Bien sur, everyone is equal, but some are clearly more equal than others…

Commenting in the aftermath of the Paris attacks, Geert Wilders, the leader of the Dutch Party for Freedom, said: ‘…We (Europeans) have our own culture based on Christianity, Judaism & humanism...' This is a valid point. It is reasonable for the majority to expect minorities outside of this framework, to accept the dominance of this axis in the public sphere. That some proportion of Muslims do not is, without qualification, a massive problem. The reality of émigré Muslims who are happy to live under the protection of a foreign flag, benefitting from shared resources, and yet feel they can impose their values through threats and violence, presents a huge challenge to modern European states; one that they must counter. That the de facto media coverage however casts a cloud over every Muslim, is risible. The scale and ‘slant’ of popular presentation feeds the ‘clash of civilizations’ notion, with ever deeper battle lines being dug between ‘Islam and the West’. It’s a miscalculation on many levels.
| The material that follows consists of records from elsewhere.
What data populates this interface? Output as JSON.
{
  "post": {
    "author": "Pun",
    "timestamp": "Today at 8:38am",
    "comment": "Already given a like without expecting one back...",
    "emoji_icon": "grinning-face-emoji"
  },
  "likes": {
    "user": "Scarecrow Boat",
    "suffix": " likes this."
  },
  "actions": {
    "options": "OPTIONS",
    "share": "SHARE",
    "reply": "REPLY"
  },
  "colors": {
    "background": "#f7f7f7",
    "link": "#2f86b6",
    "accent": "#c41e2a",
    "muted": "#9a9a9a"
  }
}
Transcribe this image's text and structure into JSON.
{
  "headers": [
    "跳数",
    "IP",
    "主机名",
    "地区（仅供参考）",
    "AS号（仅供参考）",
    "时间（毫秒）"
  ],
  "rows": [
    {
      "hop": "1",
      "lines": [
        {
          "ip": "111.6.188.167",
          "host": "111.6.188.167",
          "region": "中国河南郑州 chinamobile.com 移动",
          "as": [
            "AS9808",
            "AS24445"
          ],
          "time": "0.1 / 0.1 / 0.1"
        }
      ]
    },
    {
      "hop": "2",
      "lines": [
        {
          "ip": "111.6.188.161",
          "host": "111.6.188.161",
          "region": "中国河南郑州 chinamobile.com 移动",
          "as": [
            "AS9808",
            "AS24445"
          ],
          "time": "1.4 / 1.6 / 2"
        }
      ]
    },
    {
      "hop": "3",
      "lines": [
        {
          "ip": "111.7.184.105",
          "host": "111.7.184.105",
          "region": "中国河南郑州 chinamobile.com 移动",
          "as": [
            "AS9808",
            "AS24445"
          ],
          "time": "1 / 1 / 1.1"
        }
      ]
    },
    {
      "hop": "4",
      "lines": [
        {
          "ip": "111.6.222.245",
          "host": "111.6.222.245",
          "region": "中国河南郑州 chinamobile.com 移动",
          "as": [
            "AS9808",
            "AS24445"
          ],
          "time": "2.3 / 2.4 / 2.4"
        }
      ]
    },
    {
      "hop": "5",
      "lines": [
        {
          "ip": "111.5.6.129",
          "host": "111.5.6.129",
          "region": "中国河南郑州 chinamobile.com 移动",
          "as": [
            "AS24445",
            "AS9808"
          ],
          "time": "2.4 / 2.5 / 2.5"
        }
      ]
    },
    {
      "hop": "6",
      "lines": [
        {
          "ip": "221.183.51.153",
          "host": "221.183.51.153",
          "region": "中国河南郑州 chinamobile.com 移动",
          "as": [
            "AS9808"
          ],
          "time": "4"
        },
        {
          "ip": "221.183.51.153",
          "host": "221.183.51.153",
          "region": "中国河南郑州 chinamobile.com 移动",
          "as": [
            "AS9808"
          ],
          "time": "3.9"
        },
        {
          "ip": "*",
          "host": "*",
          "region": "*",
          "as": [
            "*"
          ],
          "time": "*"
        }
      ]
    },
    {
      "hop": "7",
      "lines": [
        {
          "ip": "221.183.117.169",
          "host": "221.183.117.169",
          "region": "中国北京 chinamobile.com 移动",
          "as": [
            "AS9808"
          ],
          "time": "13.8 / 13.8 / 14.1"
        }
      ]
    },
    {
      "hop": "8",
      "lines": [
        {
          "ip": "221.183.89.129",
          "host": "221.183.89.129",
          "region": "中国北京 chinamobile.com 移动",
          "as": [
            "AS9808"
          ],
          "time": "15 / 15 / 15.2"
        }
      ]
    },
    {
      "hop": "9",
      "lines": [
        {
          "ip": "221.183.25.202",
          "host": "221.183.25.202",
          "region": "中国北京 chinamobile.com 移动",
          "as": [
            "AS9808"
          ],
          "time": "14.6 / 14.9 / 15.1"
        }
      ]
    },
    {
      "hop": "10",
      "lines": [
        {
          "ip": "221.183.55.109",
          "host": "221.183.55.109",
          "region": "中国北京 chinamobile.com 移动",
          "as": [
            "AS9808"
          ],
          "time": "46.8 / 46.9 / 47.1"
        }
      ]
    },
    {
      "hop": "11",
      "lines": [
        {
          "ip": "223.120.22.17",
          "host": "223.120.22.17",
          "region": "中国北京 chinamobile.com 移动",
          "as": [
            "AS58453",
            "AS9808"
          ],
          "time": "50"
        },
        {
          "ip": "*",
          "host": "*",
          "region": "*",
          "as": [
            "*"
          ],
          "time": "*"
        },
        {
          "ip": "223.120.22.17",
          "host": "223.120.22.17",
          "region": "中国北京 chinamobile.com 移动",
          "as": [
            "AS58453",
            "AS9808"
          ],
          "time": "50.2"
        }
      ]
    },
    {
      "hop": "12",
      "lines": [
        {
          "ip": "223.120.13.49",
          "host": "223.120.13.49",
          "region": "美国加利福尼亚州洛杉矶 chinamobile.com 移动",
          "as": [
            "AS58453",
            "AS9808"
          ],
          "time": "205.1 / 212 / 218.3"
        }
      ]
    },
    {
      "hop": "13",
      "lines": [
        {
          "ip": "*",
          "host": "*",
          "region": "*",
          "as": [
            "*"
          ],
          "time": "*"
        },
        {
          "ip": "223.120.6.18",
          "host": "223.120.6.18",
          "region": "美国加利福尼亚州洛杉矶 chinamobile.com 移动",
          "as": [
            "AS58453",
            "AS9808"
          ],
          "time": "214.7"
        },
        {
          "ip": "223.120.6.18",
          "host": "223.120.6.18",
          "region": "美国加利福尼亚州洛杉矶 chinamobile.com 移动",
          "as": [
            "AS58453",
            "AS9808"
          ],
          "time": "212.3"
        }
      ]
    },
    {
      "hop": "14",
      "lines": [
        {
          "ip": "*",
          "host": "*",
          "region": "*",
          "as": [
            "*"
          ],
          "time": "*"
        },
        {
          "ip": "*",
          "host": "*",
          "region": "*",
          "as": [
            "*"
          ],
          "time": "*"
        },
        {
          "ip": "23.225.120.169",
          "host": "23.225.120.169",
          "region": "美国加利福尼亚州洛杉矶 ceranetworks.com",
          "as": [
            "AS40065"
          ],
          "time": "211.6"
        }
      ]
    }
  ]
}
Further, it paralyses the ‘Muslim’ response, with all reduced to merely bleating cod apologies and running through inane defences (i.e. Islam is a religion of peace). Ironically, the same fear factor that liberals bemoan vis-à-vis discussing Islam, is being applied in reverse.

There is of course more to Charlie Hebdo than Muslim-baiting, but I am free to judge the journal by its lowest common denominator, and thus conclude that the #JeSuisCharlie sentiment is naïve. Or put another way, I too reserve the right to analyse, critique, offend – and insult. If I don’t write you a blank cheque of support, that does not turn me into Al-Baghdadi’s foot soldier. My place in this world is not simply to express solidarity and shame. I will not be pinned down and inspected on some secular Judgement Day, by the god of Western Outrage. Why..? Because I didn’t kill anyone. What happened in Paris on 7th January 2015, really had nothing to do with me.